_Data about app and page elements_
#####
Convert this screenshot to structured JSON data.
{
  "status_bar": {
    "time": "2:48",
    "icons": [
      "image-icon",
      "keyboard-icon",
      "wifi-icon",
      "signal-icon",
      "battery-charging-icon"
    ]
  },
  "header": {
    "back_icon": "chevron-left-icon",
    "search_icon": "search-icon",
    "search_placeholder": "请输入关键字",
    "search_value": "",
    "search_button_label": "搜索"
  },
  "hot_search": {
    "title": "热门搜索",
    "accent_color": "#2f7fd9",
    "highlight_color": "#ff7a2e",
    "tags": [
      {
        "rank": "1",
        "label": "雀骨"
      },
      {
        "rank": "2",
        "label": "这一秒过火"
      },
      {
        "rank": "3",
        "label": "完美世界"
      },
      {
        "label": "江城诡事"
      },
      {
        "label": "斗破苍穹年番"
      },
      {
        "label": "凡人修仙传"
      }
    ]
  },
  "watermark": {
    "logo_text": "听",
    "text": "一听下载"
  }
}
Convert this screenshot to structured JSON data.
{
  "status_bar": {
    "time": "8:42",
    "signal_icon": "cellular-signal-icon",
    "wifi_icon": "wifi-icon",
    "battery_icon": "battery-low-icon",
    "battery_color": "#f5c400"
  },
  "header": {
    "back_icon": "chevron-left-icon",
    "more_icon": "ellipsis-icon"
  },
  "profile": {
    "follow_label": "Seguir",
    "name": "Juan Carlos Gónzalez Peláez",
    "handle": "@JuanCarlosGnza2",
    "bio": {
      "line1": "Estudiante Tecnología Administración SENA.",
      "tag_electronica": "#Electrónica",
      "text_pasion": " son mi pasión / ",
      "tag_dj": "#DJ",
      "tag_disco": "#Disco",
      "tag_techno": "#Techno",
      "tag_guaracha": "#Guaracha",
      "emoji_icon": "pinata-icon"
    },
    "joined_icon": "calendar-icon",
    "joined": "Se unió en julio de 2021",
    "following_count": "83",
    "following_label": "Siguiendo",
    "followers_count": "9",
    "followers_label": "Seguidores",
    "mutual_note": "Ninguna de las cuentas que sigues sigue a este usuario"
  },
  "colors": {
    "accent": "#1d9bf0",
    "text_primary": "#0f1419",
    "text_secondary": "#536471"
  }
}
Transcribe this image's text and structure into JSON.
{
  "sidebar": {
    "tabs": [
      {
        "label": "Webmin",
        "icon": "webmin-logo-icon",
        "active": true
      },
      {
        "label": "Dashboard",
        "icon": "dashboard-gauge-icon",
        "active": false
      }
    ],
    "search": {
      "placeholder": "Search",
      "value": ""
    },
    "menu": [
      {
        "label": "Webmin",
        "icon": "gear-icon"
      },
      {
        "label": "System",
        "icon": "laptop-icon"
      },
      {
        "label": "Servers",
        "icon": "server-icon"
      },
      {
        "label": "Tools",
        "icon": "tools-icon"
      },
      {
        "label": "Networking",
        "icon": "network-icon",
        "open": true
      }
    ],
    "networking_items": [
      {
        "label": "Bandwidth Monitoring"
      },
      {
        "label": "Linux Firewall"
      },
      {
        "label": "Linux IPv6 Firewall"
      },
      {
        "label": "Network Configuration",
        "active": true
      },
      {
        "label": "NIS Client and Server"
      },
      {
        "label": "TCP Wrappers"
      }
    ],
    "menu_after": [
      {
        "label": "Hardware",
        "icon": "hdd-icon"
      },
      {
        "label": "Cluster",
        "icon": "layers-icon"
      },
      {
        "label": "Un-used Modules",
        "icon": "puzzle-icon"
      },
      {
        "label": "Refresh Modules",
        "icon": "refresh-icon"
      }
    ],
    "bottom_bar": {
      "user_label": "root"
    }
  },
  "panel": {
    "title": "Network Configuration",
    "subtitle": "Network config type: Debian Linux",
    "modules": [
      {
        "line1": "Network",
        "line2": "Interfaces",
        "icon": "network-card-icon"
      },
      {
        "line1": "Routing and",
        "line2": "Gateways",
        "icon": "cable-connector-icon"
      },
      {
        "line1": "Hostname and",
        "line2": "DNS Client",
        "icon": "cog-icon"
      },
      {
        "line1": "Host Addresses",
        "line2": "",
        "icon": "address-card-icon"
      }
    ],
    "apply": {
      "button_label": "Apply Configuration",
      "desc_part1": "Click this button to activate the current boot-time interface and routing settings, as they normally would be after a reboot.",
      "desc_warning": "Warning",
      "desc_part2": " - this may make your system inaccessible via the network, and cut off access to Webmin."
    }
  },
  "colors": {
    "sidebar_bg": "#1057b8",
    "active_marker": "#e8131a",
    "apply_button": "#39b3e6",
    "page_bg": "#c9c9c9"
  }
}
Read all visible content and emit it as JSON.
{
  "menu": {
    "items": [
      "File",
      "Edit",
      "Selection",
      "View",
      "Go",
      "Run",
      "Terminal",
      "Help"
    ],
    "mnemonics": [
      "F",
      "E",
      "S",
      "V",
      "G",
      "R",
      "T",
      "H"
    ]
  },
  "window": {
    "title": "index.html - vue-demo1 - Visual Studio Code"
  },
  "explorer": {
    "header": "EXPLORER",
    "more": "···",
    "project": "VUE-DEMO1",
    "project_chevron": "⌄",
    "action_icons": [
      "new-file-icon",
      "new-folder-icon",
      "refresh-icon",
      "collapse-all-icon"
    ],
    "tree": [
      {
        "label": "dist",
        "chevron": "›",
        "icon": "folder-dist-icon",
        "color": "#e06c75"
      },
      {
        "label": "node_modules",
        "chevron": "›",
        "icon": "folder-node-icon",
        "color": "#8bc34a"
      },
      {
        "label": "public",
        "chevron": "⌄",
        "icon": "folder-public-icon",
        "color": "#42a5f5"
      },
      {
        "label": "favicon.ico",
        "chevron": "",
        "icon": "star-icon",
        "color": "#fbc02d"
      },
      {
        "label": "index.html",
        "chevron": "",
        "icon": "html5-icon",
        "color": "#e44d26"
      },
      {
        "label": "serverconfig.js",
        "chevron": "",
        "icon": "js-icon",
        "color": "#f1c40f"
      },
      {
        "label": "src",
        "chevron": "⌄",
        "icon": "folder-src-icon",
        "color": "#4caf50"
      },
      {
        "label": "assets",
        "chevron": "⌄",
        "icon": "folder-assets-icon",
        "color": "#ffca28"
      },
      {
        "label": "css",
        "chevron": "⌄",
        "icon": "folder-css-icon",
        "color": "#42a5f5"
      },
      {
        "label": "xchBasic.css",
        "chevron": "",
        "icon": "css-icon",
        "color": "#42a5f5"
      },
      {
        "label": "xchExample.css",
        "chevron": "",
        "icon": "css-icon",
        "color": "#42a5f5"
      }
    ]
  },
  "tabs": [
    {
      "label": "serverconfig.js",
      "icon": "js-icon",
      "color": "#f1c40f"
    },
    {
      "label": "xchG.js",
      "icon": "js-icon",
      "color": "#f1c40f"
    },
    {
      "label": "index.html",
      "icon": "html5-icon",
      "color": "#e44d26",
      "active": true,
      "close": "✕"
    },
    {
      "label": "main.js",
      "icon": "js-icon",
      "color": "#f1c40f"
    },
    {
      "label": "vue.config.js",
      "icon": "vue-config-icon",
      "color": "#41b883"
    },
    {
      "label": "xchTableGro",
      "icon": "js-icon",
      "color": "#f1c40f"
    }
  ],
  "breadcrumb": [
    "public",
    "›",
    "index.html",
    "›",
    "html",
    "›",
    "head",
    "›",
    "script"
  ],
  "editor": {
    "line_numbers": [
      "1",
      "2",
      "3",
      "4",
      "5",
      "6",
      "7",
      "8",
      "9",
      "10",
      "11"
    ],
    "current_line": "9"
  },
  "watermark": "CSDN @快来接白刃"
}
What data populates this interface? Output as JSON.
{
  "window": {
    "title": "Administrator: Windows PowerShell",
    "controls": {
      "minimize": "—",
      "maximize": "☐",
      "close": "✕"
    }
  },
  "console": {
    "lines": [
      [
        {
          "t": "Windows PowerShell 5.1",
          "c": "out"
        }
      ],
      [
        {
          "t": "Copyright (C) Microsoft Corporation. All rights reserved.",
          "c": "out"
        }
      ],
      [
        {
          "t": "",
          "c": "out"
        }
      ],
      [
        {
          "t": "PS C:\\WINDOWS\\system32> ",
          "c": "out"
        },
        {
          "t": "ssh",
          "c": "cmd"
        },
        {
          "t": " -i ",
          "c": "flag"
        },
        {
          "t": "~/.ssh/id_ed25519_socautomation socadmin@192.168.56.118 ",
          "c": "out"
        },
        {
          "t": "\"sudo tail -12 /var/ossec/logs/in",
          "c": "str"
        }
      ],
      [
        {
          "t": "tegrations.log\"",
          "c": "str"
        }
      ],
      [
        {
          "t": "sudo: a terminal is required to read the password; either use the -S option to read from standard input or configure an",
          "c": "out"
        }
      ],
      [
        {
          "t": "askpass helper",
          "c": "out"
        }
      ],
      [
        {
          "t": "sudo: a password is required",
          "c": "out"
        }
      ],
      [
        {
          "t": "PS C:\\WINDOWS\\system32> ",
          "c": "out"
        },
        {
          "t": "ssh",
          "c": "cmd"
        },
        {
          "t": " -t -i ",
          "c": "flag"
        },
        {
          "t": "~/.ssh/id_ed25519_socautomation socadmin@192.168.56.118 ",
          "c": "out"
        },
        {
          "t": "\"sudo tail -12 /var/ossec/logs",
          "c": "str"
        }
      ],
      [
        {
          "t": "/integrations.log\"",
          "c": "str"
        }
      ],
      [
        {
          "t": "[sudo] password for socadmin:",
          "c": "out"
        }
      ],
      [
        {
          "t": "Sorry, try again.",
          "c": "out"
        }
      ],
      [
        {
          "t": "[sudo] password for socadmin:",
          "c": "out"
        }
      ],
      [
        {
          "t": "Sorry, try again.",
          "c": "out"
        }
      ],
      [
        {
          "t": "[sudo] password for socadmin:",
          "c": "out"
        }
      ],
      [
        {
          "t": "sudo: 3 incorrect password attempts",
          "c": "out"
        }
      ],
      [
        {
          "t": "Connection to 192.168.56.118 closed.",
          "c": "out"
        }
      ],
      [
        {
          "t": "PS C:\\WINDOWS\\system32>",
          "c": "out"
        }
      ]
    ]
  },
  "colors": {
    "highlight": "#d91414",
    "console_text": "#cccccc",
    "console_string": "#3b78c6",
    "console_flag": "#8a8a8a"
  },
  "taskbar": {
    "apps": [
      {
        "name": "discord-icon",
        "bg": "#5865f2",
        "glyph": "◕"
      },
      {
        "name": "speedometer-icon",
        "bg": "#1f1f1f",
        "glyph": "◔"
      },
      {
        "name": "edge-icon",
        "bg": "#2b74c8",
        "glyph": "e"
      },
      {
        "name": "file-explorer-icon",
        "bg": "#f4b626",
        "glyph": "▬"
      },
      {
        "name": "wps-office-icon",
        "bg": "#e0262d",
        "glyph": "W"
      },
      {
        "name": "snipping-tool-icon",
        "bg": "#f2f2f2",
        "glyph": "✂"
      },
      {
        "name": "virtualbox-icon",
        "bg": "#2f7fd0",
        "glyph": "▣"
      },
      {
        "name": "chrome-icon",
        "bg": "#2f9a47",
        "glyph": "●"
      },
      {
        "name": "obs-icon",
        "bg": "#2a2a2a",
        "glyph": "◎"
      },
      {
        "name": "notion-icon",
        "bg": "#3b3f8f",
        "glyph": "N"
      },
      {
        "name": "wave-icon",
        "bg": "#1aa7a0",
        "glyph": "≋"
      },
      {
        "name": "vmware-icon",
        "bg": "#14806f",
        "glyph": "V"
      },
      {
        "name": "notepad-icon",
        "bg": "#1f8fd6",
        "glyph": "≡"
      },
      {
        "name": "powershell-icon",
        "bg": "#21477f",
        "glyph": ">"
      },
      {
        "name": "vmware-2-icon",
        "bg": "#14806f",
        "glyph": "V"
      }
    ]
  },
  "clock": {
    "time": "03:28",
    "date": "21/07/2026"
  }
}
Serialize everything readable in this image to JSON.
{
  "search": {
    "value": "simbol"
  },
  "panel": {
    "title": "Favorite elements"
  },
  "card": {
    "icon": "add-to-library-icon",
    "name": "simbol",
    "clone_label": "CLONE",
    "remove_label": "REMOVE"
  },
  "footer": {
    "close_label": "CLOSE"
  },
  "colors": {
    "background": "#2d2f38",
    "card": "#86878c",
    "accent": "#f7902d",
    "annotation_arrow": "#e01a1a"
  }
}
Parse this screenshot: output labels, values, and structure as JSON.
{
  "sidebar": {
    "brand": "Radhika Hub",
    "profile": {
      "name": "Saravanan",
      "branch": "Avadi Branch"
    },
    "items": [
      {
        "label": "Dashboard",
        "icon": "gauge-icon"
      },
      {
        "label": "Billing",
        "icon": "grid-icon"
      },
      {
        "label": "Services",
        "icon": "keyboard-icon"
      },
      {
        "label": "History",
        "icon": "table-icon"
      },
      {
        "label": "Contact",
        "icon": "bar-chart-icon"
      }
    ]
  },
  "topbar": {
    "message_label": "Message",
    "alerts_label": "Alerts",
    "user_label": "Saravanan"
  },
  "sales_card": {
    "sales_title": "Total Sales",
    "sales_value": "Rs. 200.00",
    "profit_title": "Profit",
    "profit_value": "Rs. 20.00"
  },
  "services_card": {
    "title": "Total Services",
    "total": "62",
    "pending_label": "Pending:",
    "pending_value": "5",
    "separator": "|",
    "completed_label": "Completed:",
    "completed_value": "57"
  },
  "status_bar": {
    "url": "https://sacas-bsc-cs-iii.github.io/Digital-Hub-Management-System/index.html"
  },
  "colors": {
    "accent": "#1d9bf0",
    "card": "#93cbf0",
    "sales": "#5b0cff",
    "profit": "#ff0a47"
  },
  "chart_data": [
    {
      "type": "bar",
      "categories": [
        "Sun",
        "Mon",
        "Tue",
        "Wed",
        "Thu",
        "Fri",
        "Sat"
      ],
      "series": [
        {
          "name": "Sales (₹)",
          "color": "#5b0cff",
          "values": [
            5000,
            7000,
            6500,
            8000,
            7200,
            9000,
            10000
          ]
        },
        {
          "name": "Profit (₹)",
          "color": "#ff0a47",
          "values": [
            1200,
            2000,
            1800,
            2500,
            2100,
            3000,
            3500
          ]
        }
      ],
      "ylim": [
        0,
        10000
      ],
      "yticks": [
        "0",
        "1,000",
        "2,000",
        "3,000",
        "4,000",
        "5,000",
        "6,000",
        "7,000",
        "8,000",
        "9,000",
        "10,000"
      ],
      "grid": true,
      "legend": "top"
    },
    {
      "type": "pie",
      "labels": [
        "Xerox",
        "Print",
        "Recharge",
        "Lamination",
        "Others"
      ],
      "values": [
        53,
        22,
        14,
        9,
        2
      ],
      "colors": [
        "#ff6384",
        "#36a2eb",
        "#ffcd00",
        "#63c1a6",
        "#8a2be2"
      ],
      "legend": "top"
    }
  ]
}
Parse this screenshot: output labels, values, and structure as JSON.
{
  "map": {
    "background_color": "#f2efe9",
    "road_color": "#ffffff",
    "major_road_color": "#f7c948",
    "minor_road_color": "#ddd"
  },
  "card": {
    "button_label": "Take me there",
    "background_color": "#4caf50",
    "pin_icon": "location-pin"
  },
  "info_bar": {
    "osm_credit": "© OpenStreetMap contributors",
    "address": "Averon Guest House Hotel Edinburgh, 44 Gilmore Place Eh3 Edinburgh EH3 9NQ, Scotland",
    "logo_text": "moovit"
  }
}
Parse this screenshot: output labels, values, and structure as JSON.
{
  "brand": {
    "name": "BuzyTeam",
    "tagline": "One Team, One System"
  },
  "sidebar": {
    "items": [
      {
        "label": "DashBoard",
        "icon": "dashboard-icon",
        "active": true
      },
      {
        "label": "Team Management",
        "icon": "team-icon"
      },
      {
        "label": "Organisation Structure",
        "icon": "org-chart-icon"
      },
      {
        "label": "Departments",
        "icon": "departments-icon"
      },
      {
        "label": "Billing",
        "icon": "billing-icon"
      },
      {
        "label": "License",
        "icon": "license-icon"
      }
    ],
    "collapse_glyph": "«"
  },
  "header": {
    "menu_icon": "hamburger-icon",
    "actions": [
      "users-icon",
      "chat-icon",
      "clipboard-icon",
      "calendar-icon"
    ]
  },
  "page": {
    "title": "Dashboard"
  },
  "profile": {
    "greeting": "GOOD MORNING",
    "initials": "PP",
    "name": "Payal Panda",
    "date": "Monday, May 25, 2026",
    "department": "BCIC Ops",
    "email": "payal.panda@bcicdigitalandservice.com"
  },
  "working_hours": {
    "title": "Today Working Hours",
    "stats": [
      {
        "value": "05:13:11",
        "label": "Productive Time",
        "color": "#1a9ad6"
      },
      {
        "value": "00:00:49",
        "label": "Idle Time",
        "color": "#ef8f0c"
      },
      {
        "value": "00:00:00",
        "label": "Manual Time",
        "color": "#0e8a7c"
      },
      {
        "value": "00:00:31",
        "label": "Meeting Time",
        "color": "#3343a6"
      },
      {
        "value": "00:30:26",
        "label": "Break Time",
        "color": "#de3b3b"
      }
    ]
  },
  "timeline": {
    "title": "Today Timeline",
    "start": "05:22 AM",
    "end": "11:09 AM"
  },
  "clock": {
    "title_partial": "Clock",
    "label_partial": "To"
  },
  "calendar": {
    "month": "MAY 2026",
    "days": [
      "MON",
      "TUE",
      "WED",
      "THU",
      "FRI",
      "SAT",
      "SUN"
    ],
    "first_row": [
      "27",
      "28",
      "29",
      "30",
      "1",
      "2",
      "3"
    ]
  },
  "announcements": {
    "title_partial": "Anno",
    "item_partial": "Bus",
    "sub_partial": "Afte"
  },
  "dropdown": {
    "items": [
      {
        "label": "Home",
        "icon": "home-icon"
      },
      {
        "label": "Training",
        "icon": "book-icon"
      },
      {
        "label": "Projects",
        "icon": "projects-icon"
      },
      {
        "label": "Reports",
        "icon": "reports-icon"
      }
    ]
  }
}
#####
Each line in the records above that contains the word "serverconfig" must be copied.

        "label": "serverconfig.js",
      "label": "serverconfig.js",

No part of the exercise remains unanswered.